  2. Rapid7 Metasploit Framework msfvenom APK Template Command Injection - Irony: This Metasploit module exploits a command injection vulnerability in Metasploit Framework's msfvenom payload generator when using a crafted APK file as an Android payload template. Affected includes Metasploit Framework versions 6.0.11 and below and Metasploit Pro versions 4.18.0 and below.
  3. The Sad State of Two-Factor Authentication in U.S. Banking - Neat site: https://twofactorauth.org/ (List of websites and whether or not they support 2FA.)

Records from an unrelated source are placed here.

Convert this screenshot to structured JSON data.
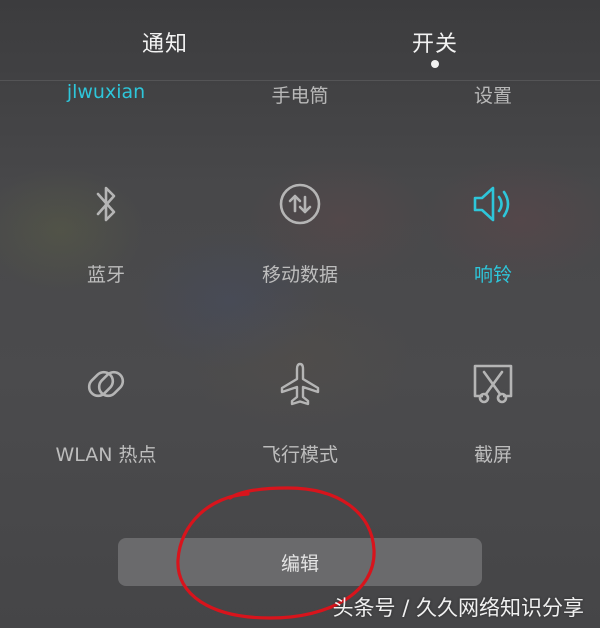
{
  "tabs": [
    {
      "label": "通知",
      "active": false
    },
    {
      "label": "开关",
      "active": true
    }
  ],
  "top_row": {
    "wifi_name": "jlwuxian",
    "flashlight": "手电筒",
    "settings": "设置"
  },
  "tiles": {
    "bluetooth": {
      "label": "蓝牙",
      "icon": "bluetooth-icon",
      "active": false
    },
    "mobile_data": {
      "label": "移动数据",
      "icon": "mobile-data-icon",
      "active": false
    },
    "ringer": {
      "label": "响铃",
      "icon": "speaker-icon",
      "active": true
    },
    "hotspot": {
      "label": "WLAN 热点",
      "icon": "hotspot-icon",
      "active": false
    },
    "airplane": {
      "label": "飞行模式",
      "icon": "airplane-icon",
      "active": false
    },
    "screenshot": {
      "label": "截屏",
      "icon": "screenshot-icon",
      "active": false
    }
  },
  "edit_button": {
    "label": "编辑"
  },
  "watermark": "头条号 / 久久网络知识分享",
  "colors": {
    "accent": "#2ec6da",
    "icon_inactive": "#b5b5b5",
    "annotation": "#d8141c"
  }
}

  4. Container Security Threats - Good high-level article. There is this: Least privilege: You can give different containers different sets of privileges, each minimized to the smallest set of permissions it needs to fulfill its function. There is a lot to unpack in that one sentence as there are many sets of privileges (the container user, file system permission, capabilities, AppArmor, Seccomp, etc...).
  5. The Security Failures of Online Exam Proctoring - Interesting: The remote proctoring industry offers a range of services, from basic video links that allow another human to observe students as they take exams to algorithmic tools that use artificial intelligence (AI) to detect cheating. But asking students to install software to monitor them during a test raises a host of fairness issues, experts say. “There’s a big gulf between what this technology promises, and what it actually does on the ground,” said Audrey Watters, a researcher on the edtech industry who runs the website Hack Education. “(They) assume everyone looks the same, takes tests the same way, and responds to stressful situations in the same way.”
  6. DNS cache poisoning, the Internet attack from 2008, is back from the dead - The researchers’ paper, DNS Cache Poisoning Attack Reloaded: Revolutions with Side Channels, provides a far more detailed and technical description of the attack. They call the attack SAD DNS short for Side channel AttackeD DNS. The researchers privately provided their findings to DNS providers and software developers. In response, Linux kernel developers introduced a change that causes the rate limit to randomly fluctuate between 500 and 2,000 per second. Professor Qian said the fix prevents the new technique from working. Cloudflare introduced a fix of its own. In certain cases, its DNS service will fall back to TCP, which is much more difficult to spoof.
  7. Google patches two more Chrome zero-days - Anonymous, riiiiight: These two bugs mark the fourth and fifth zero-days that Google has patched in Chrome over the past three weeks. The difference this time is that while the first three zero-days were discovered internally by Google security researchers, these two new zero-days came to Google's attention after tips from anonymous sources. Two new ones: CVE-2020-16013 - Described as an "inappropriate implementation in V8," where V8 is the Chrome component that handles JavaScript code.

CVE-2020-16017 - Described as a "use after free" memory corruption bug in Site Isolation, the Chrome component that isolates each site's data from one another.

  1. The Term "Threat Intelligence" is Poisoned. It Does Not Mean What You Think it Means. | SecurityWeek.Com
  2. Bugs in Critical Infrastructure Gear Allow Sophisticated Cyberattacks
  3. Yantra Manav A wormable SSH bot
  4. SaltStack Salt REST API Arbitrary Command Execution
  5. Microsoft advises users to stop using SMS- and voice-based MFA - Help Net Security
  6. The alleged decompiled source code of Cobalt Strike toolkit leaked online
  7. How to get root on Ubuntu 20.04 by pretending nobodys /home - GitHub Security Lab
  8. Decrypting OpenSSH sessions for fun and profit
  9. This new malware wants to add your Linux servers and IoT devices to its botnet | ZDNet
  10. Mysterious Bugs Were Used to Hack iPhones and Android Phones and No One Will Talk About It
  11. Computer Scientists Achieve Crown Jewel of Cryptography